Mohammed Nami, executive chairman of the Federal Inland Revenue Service (FIRS), says a proposal has been sent to the federal government for a law on road tax.
Nami said this on Wednesday at an interactive session organised by the house of representatives committee on finance on the 2022-2024 medium term expenditure framework/fiscal strategy paper (MTEF/FSP) for ministries, departments and agencies (MDAs) in Abuja.
This is coming days after the federal government approved a new policy for tollgates across the country.
At the public hearing on Wednesday, Afolabi Olalekan, a member of the committee from Osun state, asked Nami to explain what FIRS has put in place to tackle tax evasion by people in the informal sector.
“What is your agency doing to extend your tax drive to the informal sector. Because I believe the informal sector is a veritable area where we can get a lot of money, especially this period that the county is relying on borrowing to finance budget deficit,” he asked.
Responding, Nami said FIRS is working on several measures to ensure that the informal sector pay taxes to the federal government.
He said one of the measures include the introduction of road tax.
Nami said when FIRS and the federal government finalises the framework on road tax, the proposed legislation would be sent to the national assembly.
“What we have done on the informal sector at a time was try to propose what we call a presumptive tax to the national assembly, but in the course of doing that we face a bit of challenge and we did not submit the proposal yet, simply because we discover that there is an act of the national assembly that exempted businesses with a turnover of about N1 to N25 million,” he said.
“So if you already have that, you can find it difficult to say come and pay presumptive tax. Presumptive tax is a tax that we just give you forms to say based on your own estimate, how much have you generated this year and you say 12 million, then we say pay maybe six percent of that 12 million and you go because you are not an organised sector.
“But there is a law which has exempted every business with a turnover of N1 and N25 million so you find it difficult to implement such a thing.
“The second thing we are doing of which we have already done is to create a department called intelligence, strategic data-mining and analysis department; which the only thing these young boys and girls do on a daily basis is just to gather intelligence on companies and particularly these informal sector, analyse them and then escalate those gap that they identify for the purpose of tax assessment and tax collection.

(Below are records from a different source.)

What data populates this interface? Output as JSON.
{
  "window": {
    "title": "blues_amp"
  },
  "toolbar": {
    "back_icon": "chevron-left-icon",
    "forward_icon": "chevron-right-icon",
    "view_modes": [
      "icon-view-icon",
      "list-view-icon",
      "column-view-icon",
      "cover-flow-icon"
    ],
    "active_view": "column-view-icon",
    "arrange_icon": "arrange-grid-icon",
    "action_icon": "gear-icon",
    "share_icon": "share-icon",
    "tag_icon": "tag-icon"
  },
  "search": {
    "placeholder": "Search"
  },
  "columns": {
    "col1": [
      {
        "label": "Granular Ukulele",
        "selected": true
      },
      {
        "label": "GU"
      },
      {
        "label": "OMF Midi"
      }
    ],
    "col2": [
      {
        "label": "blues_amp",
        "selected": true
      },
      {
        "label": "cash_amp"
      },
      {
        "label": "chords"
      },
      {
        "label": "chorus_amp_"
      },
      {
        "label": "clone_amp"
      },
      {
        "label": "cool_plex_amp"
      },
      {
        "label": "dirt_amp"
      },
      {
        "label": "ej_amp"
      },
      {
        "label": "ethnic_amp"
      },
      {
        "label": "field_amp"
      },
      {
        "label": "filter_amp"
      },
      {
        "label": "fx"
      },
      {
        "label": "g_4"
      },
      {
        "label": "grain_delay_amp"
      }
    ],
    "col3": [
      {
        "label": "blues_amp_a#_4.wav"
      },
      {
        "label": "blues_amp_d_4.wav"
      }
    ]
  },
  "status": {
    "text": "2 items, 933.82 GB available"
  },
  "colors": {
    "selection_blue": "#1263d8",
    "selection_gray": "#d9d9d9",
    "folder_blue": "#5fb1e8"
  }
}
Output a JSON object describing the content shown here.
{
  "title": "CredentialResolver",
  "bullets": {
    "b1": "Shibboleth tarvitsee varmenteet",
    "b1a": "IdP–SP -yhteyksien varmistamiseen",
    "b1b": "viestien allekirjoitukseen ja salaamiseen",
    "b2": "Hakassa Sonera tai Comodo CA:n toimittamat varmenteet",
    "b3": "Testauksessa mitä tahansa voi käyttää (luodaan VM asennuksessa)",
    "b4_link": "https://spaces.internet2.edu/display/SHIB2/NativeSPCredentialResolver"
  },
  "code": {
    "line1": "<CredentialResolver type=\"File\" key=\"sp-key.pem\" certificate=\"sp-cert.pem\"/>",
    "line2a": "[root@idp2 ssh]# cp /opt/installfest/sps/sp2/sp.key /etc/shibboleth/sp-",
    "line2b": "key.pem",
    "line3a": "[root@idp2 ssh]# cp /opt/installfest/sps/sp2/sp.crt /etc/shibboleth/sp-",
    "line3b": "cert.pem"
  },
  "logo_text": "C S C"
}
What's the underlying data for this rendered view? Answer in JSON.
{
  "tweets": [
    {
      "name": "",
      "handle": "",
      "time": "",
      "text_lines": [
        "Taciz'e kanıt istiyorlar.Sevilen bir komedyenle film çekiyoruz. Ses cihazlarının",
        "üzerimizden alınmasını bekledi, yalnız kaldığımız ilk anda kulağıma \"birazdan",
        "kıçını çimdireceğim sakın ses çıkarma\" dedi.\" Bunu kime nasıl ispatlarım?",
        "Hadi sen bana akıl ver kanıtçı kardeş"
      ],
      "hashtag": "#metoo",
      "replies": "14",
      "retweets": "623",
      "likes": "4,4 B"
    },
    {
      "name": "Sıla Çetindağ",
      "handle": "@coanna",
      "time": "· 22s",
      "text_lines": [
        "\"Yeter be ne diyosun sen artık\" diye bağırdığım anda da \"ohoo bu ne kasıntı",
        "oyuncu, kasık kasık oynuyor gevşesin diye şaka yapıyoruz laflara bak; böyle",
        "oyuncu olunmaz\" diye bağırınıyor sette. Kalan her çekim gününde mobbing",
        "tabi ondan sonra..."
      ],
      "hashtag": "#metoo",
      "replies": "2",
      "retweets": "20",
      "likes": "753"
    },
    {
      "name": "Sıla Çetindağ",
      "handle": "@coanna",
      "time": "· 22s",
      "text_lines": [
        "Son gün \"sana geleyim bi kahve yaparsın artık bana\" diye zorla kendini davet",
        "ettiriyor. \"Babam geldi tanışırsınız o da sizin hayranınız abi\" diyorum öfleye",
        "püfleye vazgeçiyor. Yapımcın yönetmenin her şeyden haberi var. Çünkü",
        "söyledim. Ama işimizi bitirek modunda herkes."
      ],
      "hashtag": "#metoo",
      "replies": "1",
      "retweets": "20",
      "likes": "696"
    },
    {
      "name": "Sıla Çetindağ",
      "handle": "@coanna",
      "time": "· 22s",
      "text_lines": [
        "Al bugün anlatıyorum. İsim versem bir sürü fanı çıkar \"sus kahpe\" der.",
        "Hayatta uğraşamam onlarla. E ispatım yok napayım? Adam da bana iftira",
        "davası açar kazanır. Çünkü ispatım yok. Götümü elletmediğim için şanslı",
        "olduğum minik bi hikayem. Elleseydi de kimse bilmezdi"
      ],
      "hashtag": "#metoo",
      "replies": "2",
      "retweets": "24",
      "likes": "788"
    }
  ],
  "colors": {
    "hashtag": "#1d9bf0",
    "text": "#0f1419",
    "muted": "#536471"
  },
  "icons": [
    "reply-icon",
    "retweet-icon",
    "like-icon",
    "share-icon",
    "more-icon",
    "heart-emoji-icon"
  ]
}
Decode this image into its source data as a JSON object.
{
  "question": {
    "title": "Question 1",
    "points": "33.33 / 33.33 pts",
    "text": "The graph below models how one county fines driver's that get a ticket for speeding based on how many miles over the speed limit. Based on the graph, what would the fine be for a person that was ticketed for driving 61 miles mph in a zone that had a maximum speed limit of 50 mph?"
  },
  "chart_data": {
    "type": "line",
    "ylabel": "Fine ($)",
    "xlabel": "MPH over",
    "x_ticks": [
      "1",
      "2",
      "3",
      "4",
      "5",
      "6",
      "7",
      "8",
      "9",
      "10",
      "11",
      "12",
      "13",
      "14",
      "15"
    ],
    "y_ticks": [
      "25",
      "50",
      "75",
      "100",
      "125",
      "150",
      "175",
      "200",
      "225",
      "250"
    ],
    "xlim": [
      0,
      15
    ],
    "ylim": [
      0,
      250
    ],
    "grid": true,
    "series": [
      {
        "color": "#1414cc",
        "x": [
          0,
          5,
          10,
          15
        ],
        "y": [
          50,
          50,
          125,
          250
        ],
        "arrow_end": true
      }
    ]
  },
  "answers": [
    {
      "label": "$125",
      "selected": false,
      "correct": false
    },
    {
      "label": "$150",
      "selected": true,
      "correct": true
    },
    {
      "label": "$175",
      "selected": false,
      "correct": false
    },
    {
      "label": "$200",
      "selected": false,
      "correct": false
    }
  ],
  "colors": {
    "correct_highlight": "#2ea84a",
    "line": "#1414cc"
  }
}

“Number three thing we are thinking of, and we will surely come back to the national assembly on that, is to introduce road taxes. Road tax is necessary because all over the world there is no way we would see people that will use roads for free.
“As is it today, even if you are able to give an entire N10 trillion to the Federal Republic of Nigeria, it will not be able to fix the roads in Nigeria, just the roads in Nigeria alone.
“So what we have decided to do is to propose the introduction of road taxes to the federal government through our special tax operations department so that at least 50 trucks that would be plying these roads for free at any given point in time, comes across a toll gate or probably somewhere that we are going to use electronic device to collect it without necessarily erecting toll gate.
“We are aware that the owners of these trucks, they don’t pay anything to the government, they don’t get the FIRS certificate. So up to 15 or 20 trucks that will ply the road that is built with personal income tax that I pay and you pay and then they don’t pay taxes. That is what we want to identify.”